Report back every line from the entries below in which the word "JSON" occurs.

————————

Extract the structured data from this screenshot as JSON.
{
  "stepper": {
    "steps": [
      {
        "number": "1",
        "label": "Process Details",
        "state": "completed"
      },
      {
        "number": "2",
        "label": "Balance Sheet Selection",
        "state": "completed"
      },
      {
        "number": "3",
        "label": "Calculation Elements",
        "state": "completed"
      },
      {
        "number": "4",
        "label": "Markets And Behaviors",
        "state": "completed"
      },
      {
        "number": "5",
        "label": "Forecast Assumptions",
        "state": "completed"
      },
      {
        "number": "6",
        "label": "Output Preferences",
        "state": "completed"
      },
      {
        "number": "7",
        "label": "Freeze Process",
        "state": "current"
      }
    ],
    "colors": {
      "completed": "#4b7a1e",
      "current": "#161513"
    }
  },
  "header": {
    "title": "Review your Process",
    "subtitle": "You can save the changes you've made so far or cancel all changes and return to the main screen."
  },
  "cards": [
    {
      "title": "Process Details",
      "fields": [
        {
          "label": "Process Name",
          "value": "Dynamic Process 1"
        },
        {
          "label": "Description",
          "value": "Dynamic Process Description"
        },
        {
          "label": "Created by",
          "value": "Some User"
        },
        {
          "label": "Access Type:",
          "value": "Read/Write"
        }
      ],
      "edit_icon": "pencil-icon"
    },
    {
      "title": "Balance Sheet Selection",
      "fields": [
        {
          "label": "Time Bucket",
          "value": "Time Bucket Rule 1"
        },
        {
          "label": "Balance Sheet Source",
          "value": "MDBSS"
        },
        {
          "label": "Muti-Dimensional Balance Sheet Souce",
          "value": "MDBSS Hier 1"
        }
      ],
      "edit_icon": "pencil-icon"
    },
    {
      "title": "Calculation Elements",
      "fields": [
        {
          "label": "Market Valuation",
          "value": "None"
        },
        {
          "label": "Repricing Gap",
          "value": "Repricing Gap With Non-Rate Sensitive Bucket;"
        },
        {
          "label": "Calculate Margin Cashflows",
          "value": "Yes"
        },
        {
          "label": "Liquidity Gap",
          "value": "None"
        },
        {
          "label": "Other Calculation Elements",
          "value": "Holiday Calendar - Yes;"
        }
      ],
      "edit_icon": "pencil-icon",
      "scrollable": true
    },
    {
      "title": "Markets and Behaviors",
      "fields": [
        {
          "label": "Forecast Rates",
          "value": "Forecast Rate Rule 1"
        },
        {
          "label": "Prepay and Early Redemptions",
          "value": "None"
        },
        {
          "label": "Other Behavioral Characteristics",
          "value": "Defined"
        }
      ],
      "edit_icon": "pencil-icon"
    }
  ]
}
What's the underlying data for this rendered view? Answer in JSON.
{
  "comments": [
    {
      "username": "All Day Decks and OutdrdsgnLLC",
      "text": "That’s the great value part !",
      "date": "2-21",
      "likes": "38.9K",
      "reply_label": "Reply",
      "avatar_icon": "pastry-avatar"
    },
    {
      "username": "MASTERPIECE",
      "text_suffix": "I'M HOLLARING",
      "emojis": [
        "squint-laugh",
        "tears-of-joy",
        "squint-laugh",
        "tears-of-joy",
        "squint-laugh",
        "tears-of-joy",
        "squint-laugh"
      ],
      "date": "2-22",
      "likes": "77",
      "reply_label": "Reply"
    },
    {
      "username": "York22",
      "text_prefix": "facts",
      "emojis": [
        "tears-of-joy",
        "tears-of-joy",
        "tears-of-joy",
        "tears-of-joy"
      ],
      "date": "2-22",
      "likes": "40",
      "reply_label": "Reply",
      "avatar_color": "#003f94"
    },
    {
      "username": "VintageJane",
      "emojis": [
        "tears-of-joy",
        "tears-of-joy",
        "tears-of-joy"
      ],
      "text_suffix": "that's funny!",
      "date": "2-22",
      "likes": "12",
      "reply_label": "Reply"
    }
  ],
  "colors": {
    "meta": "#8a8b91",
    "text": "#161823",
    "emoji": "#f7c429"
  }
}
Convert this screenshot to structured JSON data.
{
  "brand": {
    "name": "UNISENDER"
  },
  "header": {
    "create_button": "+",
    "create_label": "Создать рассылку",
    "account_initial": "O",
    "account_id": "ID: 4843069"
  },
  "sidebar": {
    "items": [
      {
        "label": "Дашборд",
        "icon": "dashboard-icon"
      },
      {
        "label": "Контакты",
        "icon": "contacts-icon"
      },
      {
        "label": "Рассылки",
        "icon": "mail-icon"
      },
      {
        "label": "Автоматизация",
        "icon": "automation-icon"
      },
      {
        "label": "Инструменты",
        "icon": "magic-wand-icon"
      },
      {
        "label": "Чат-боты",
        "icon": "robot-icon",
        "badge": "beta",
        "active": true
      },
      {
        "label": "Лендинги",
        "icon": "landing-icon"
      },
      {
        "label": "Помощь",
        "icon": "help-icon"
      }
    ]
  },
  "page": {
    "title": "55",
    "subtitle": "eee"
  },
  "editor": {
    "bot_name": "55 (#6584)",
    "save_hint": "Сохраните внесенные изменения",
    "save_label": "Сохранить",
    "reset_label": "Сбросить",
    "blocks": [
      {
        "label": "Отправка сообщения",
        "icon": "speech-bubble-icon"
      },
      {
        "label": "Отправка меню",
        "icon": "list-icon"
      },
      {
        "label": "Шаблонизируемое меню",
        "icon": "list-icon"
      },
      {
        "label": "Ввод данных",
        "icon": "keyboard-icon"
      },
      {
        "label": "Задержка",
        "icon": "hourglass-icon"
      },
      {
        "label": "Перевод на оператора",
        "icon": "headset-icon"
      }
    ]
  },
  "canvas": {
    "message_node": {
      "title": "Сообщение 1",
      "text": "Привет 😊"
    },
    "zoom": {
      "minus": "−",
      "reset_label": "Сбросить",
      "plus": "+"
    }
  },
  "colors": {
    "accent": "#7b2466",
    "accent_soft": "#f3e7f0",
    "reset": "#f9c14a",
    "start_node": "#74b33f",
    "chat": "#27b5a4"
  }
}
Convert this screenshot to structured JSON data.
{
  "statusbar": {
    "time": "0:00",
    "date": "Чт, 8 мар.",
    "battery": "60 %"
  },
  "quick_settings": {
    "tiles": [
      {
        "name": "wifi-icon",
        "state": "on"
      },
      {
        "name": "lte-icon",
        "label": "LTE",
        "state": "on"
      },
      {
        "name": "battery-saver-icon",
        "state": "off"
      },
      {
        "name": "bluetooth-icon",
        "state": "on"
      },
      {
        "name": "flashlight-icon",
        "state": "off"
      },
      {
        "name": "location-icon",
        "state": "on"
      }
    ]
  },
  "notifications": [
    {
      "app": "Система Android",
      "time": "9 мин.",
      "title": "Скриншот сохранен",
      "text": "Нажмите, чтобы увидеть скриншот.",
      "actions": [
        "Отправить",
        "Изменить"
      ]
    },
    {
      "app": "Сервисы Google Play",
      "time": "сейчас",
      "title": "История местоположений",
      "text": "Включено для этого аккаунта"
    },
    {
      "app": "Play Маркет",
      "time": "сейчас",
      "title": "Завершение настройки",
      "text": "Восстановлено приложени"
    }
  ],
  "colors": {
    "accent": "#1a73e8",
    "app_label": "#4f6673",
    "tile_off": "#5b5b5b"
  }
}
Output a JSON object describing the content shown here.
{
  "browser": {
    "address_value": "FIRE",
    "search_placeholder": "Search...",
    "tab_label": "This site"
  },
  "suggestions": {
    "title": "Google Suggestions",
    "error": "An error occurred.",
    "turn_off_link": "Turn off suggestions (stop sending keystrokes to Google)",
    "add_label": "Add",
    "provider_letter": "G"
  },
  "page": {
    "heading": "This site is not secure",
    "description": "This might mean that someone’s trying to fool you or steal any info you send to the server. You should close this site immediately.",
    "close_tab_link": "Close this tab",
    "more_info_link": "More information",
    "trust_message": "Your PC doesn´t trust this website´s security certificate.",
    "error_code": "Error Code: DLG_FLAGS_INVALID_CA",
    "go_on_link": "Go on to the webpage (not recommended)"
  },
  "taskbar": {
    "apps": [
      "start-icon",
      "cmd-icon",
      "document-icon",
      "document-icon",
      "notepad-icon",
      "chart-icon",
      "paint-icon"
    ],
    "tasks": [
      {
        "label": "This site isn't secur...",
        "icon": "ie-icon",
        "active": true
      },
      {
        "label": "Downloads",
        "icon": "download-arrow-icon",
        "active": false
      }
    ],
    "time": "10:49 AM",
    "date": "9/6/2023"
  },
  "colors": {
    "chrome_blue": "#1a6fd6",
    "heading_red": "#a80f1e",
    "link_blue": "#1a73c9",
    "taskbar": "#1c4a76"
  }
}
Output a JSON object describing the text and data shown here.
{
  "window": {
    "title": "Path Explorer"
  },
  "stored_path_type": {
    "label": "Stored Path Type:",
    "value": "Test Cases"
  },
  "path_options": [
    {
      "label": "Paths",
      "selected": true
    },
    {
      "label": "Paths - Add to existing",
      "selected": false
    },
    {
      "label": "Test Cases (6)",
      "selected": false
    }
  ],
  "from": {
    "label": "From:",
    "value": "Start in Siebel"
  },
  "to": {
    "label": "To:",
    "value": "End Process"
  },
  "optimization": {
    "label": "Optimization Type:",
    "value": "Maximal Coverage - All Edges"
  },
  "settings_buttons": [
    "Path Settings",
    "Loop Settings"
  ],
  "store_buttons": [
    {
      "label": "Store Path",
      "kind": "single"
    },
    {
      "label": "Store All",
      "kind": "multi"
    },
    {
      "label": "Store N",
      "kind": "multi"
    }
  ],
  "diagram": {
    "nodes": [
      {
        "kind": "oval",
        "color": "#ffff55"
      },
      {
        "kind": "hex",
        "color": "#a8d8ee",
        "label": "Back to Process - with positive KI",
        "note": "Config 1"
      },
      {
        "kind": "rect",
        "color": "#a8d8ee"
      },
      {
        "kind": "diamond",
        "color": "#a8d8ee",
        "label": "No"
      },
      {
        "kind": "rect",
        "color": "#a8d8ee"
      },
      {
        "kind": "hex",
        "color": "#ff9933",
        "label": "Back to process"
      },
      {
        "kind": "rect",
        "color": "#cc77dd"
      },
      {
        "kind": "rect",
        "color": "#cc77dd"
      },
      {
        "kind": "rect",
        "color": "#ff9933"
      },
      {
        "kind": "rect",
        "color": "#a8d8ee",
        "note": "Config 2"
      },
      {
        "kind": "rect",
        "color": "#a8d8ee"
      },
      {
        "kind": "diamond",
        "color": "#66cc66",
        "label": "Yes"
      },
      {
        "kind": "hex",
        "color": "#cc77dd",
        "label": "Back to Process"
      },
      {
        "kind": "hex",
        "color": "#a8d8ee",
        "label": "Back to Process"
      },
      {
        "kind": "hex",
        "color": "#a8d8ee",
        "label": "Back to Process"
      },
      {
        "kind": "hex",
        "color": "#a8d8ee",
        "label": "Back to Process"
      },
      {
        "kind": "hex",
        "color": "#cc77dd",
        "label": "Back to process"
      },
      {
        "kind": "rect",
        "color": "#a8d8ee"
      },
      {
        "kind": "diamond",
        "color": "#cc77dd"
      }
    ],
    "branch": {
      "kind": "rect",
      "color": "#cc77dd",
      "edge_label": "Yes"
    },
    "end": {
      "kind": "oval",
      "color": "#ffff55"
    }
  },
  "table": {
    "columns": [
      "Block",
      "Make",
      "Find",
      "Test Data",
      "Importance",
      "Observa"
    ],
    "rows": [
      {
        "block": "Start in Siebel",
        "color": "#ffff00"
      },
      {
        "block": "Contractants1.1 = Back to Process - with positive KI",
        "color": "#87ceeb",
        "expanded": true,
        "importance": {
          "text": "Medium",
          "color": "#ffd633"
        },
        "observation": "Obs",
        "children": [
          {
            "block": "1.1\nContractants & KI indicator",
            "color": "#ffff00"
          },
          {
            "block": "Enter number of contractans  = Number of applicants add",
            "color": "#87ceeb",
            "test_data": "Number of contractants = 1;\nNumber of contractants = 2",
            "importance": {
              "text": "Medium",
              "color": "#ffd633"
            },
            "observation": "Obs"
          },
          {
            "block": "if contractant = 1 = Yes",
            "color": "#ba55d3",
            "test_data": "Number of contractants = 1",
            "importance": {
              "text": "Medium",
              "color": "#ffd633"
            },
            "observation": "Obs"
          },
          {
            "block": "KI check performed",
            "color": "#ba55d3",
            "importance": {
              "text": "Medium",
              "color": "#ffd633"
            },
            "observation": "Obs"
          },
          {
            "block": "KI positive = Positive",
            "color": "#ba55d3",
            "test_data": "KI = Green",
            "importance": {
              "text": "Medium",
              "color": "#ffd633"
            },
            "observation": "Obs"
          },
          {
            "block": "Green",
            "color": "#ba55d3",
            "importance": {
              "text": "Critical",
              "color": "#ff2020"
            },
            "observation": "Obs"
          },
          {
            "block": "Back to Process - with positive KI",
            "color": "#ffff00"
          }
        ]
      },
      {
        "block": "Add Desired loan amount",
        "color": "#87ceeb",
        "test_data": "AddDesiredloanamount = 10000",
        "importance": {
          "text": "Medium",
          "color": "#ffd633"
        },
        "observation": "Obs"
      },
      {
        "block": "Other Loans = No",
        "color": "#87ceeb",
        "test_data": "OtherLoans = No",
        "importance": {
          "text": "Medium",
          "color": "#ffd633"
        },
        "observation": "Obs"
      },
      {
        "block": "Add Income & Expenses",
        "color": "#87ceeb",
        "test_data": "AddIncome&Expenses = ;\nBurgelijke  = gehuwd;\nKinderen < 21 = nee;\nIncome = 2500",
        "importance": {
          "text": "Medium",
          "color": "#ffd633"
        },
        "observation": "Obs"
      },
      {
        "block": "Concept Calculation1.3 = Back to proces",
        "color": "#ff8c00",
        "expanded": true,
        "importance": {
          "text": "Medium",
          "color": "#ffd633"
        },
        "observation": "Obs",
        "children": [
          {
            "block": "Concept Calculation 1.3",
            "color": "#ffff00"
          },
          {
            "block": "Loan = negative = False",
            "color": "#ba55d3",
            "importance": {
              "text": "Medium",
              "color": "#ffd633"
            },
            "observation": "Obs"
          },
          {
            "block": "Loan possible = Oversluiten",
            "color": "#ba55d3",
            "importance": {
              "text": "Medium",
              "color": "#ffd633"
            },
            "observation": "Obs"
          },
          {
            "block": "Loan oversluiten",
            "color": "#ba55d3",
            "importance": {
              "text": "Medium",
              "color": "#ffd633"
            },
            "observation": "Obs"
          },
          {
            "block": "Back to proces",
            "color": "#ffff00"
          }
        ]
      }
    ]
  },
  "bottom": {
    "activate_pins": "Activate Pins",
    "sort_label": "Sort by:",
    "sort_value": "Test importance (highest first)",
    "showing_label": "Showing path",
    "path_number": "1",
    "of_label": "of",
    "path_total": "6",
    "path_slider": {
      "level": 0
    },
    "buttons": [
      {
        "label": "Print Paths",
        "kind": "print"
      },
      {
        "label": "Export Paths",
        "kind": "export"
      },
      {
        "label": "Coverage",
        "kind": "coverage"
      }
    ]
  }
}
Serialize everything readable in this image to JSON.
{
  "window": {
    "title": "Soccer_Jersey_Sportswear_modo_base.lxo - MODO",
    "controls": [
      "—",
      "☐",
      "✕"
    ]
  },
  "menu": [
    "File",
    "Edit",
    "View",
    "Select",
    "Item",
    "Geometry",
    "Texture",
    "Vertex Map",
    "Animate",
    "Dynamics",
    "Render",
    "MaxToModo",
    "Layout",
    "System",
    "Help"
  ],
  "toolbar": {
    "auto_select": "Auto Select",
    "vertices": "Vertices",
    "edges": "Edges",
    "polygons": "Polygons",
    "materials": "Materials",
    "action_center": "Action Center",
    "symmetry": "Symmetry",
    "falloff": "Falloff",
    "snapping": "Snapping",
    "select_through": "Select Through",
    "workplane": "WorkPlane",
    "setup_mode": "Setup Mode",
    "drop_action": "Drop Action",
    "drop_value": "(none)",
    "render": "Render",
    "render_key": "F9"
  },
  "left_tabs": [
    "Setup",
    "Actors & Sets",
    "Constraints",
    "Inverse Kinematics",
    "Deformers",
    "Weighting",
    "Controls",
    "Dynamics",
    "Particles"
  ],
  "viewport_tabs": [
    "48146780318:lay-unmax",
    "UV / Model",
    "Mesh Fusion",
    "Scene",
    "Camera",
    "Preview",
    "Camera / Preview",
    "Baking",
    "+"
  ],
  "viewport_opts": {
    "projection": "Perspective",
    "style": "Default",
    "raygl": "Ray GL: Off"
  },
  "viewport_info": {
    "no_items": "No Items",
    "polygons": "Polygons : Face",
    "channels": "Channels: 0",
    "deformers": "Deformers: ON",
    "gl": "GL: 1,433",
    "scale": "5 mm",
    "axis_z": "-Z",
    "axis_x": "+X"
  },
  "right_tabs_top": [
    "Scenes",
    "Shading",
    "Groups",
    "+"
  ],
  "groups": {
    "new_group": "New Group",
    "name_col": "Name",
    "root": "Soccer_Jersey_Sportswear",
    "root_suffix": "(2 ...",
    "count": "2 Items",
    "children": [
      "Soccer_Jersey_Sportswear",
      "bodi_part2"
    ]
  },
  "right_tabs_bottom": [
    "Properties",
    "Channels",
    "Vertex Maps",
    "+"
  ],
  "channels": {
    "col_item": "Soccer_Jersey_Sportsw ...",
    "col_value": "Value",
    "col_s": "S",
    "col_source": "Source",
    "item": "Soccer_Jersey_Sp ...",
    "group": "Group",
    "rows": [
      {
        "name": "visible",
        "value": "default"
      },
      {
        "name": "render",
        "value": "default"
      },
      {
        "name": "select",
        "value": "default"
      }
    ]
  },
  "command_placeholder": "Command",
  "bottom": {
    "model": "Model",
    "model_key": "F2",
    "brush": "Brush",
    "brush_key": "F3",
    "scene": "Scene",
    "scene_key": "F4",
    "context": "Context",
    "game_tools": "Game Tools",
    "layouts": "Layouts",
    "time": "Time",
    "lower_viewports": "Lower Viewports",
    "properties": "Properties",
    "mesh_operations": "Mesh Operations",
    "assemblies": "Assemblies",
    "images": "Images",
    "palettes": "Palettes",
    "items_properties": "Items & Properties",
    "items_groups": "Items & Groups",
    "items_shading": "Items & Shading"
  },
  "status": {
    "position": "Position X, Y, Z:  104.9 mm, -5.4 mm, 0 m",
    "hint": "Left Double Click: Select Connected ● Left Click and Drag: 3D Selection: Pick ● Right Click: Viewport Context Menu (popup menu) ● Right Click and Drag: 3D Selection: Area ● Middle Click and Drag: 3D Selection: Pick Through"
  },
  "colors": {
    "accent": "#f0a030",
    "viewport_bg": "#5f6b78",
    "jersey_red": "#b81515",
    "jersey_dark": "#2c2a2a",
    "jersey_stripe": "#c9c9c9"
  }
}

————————

* RESPONSE BELOW *
Extract the structured data from this screenshot as JSON.
What's the underlying data for this rendered view? Answer in JSON.
Convert this screenshot to structured JSON data.
Convert this screenshot to structured JSON data.
Output a JSON object describing the content shown here.
Output a JSON object describing the text and data shown here.
Serialize everything readable in this image to JSON.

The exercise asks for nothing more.